*Task brief:* What lines below contain the string "leeeeesangwon"? List them all.

*Records:*
= = = = =

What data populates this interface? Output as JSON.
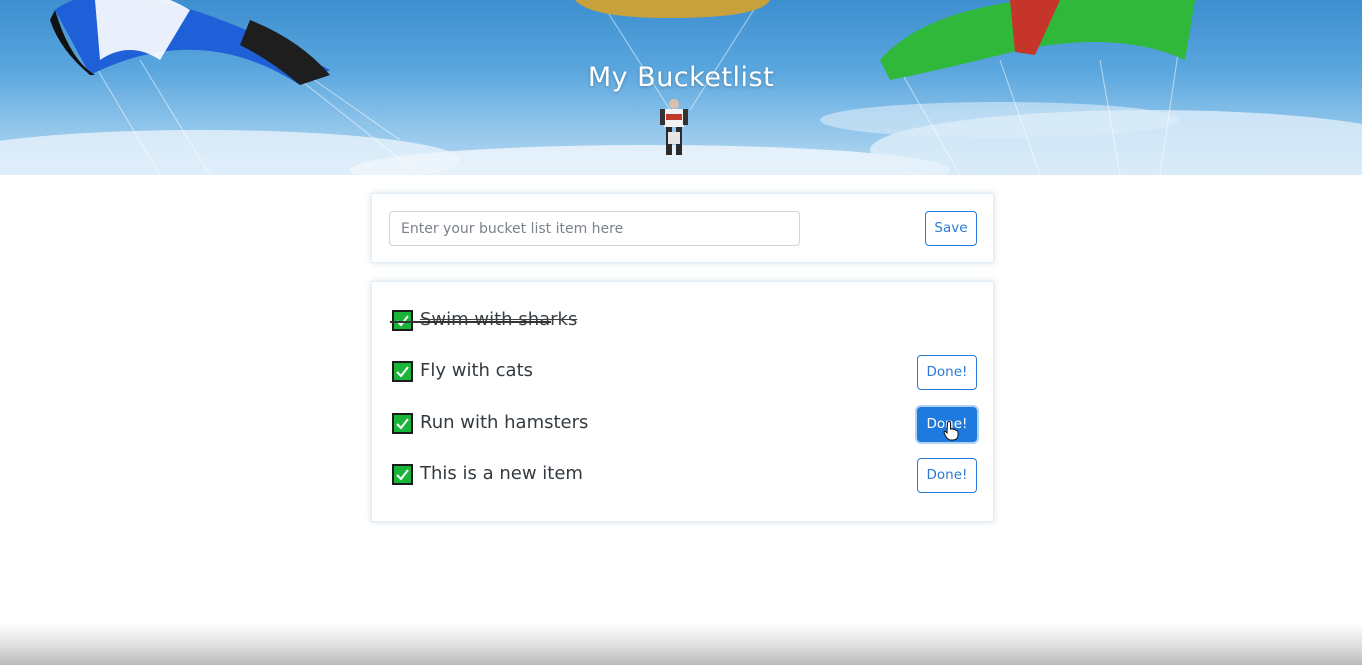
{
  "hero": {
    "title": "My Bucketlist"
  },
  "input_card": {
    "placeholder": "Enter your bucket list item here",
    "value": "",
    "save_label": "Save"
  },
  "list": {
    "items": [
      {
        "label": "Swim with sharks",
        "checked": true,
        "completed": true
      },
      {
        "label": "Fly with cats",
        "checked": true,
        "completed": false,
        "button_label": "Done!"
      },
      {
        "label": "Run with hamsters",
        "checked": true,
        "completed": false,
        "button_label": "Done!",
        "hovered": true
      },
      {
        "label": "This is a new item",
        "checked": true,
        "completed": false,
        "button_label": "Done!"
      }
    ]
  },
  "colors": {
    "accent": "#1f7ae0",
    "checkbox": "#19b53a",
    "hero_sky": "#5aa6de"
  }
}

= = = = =

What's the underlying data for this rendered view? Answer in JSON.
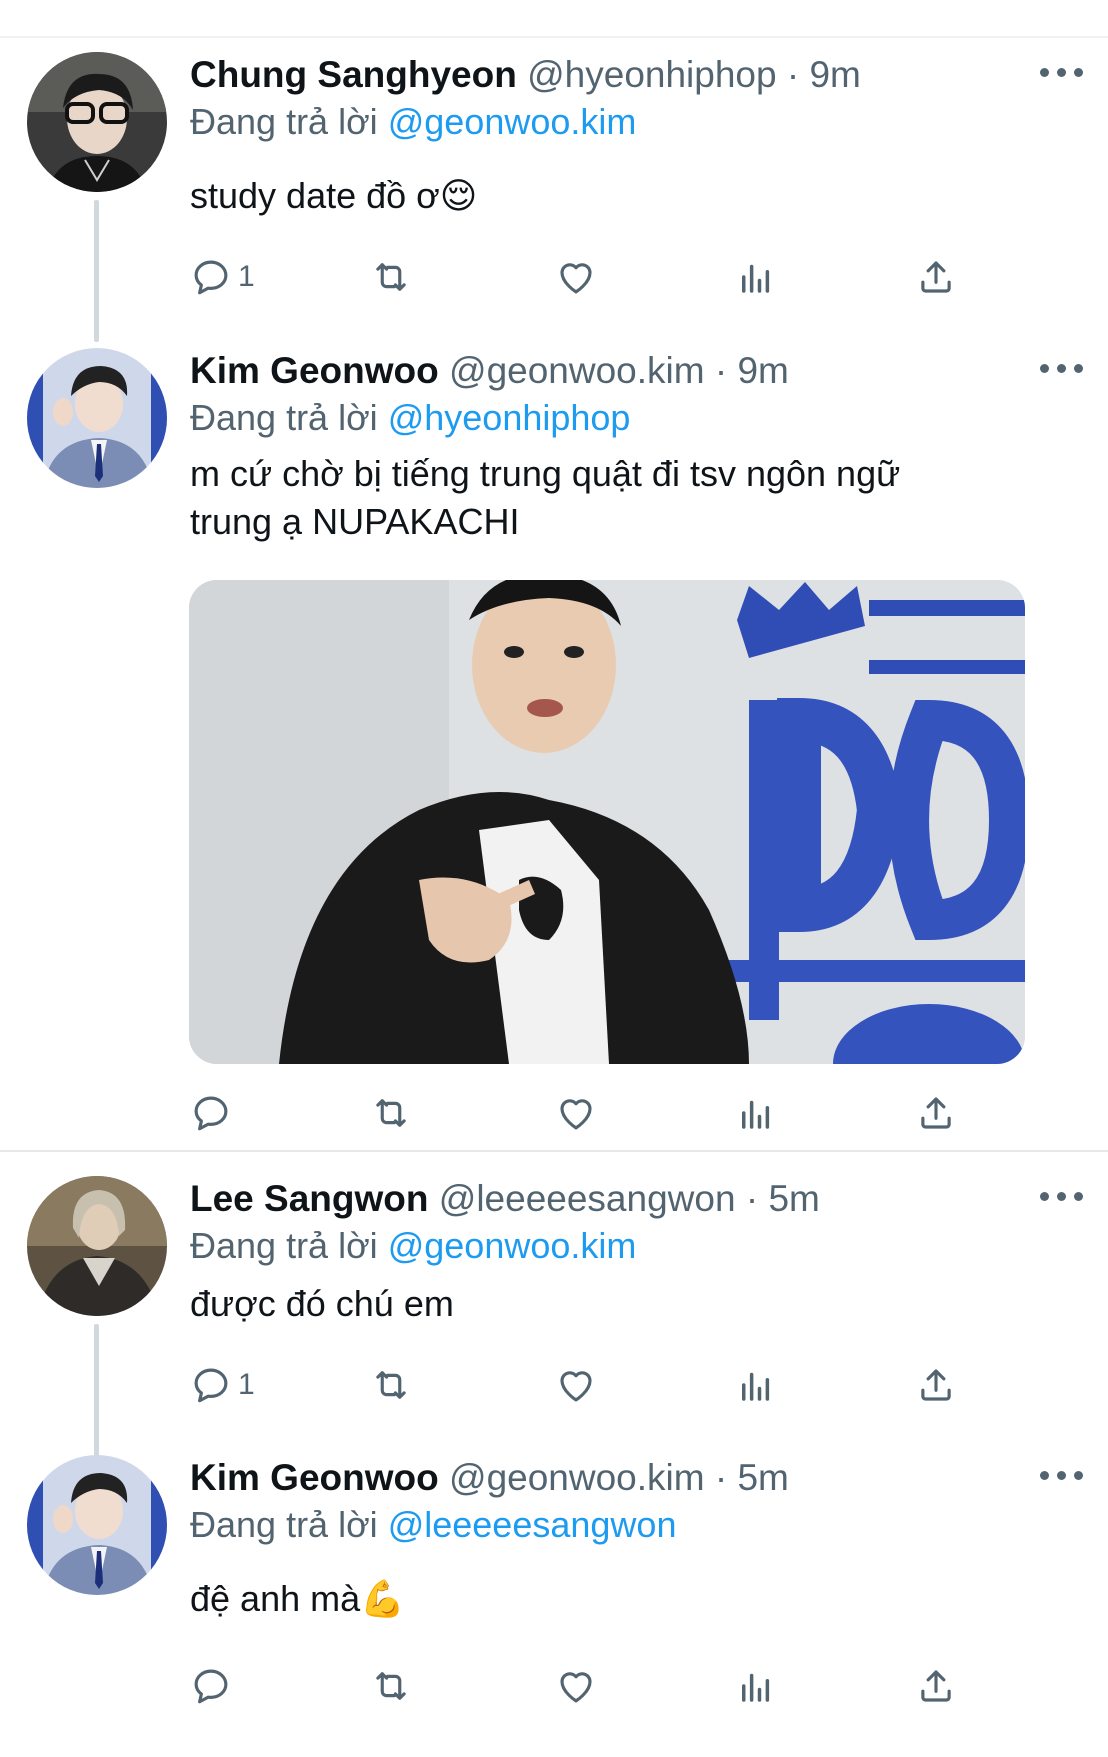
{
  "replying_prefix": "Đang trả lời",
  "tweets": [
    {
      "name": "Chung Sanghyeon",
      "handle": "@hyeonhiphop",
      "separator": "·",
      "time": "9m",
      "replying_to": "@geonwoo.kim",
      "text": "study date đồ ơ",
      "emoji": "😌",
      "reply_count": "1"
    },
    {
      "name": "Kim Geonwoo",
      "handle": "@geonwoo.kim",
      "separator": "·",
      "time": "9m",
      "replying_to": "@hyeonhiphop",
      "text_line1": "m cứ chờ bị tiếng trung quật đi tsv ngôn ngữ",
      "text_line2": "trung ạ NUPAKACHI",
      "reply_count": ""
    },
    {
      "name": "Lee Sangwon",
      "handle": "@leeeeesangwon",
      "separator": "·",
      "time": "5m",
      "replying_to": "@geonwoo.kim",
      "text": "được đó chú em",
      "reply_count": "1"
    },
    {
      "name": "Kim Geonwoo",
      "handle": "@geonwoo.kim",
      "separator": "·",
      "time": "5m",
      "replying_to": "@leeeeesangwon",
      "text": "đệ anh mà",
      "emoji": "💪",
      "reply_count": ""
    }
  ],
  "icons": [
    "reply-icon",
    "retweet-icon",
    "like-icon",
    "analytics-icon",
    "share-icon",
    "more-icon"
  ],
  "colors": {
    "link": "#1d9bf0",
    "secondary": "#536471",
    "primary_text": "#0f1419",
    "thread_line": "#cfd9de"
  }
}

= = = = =

*Answer space:*
      "handle": "@leeeeesangwon",
      "replying_to": "@leeeeesangwon",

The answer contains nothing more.